Dataset content:

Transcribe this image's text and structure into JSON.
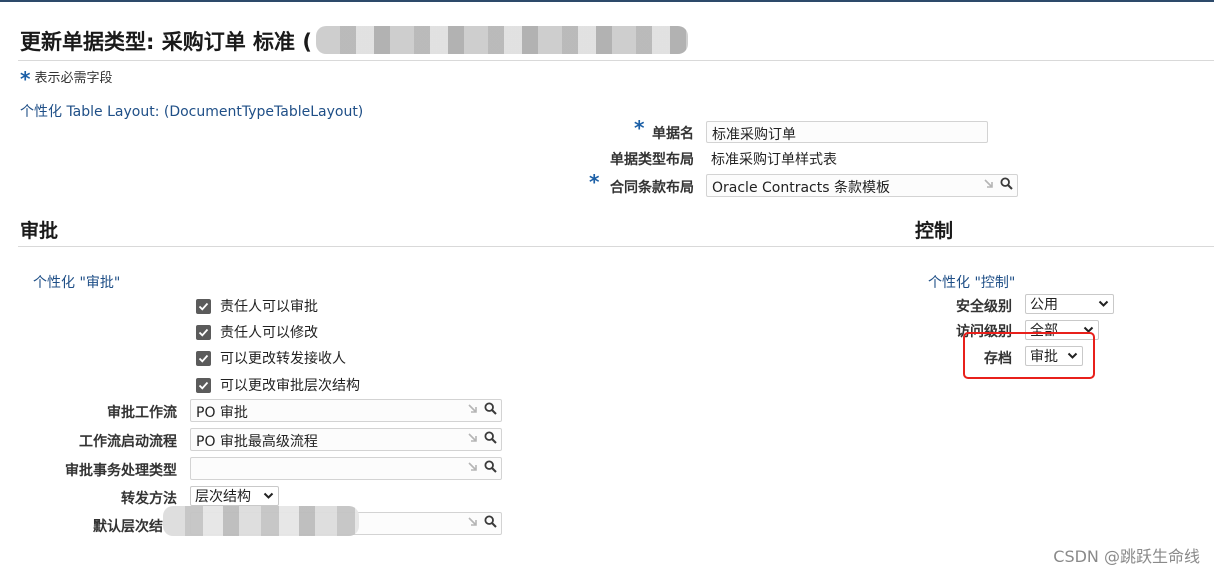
{
  "page": {
    "title": "更新单据类型: 采购订单 标准 (",
    "required_star": "*",
    "required_note": "表示必需字段",
    "personalize_table_link": "个性化 Table Layout: (DocumentTypeTableLayout)"
  },
  "header_fields": {
    "doc_name_label": "单据名",
    "doc_name_value": "标准采购订单",
    "layout_label": "单据类型布局",
    "layout_value": "标准采购订单样式表",
    "contract_label": "合同条款布局",
    "contract_value": "Oracle Contracts 条款模板"
  },
  "approval": {
    "heading": "审批",
    "personalize_link": "个性化 \"审批\"",
    "checkboxes": [
      {
        "label": "责任人可以审批",
        "checked": true
      },
      {
        "label": "责任人可以修改",
        "checked": true
      },
      {
        "label": "可以更改转发接收人",
        "checked": true
      },
      {
        "label": "可以更改审批层次结构",
        "checked": true
      }
    ],
    "workflow_label": "审批工作流",
    "workflow_value": "PO 审批",
    "start_process_label": "工作流启动流程",
    "start_process_value": "PO 审批最高级流程",
    "txn_type_label": "审批事务处理类型",
    "txn_type_value": "",
    "forward_method_label": "转发方法",
    "forward_method_value": "层次结构",
    "default_hierarchy_label": "默认层次结",
    "default_hierarchy_value": ""
  },
  "control": {
    "heading": "控制",
    "personalize_link": "个性化 \"控制\"",
    "security_label": "安全级别",
    "security_value": "公用",
    "access_label": "访问级别",
    "access_value": "全部",
    "archive_label": "存档",
    "archive_value": "审批"
  },
  "watermark": "CSDN @跳跃生命线",
  "colors": {
    "link": "#1f4f87",
    "required_star": "#1b5fa6",
    "highlight": "#e8201b"
  },
  "icons": [
    "search-icon",
    "clear-icon",
    "chevron-down-icon",
    "checkmark-icon"
  ]
}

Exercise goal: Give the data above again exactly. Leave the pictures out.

Problem solution:
Transcribe this image's text and structure into JSON.
{
  "page": {
    "title": "更新单据类型: 采购订单 标准 (",
    "required_star": "*",
    "required_note": "表示必需字段",
    "personalize_table_link": "个性化 Table Layout: (DocumentTypeTableLayout)"
  },
  "header_fields": {
    "doc_name_label": "单据名",
    "doc_name_value": "标准采购订单",
    "layout_label": "单据类型布局",
    "layout_value": "标准采购订单样式表",
    "contract_label": "合同条款布局",
    "contract_value": "Oracle Contracts 条款模板"
  },
  "approval": {
    "heading": "审批",
    "personalize_link": "个性化 \"审批\"",
    "checkboxes": [
      {
        "label": "责任人可以审批",
        "checked": true
      },
      {
        "label": "责任人可以修改",
        "checked": true
      },
      {
        "label": "可以更改转发接收人",
        "checked": true
      },
      {
        "label": "可以更改审批层次结构",
        "checked": true
      }
    ],
    "workflow_label": "审批工作流",
    "workflow_value": "PO 审批",
    "start_process_label": "工作流启动流程",
    "start_process_value": "PO 审批最高级流程",
    "txn_type_label": "审批事务处理类型",
    "txn_type_value": "",
    "forward_method_label": "转发方法",
    "forward_method_value": "层次结构",
    "default_hierarchy_label": "默认层次结",
    "default_hierarchy_value": ""
  },
  "control": {
    "heading": "控制",
    "personalize_link": "个性化 \"控制\"",
    "security_label": "安全级别",
    "security_value": "公用",
    "access_label": "访问级别",
    "access_value": "全部",
    "archive_label": "存档",
    "archive_value": "审批"
  },
  "watermark": "CSDN @跳跃生命线",
  "colors": {
    "link": "#1f4f87",
    "required_star": "#1b5fa6",
    "highlight": "#e8201b"
  },
  "icons": [
    "search-icon",
    "clear-icon",
    "chevron-down-icon",
    "checkmark-icon"
  ]
}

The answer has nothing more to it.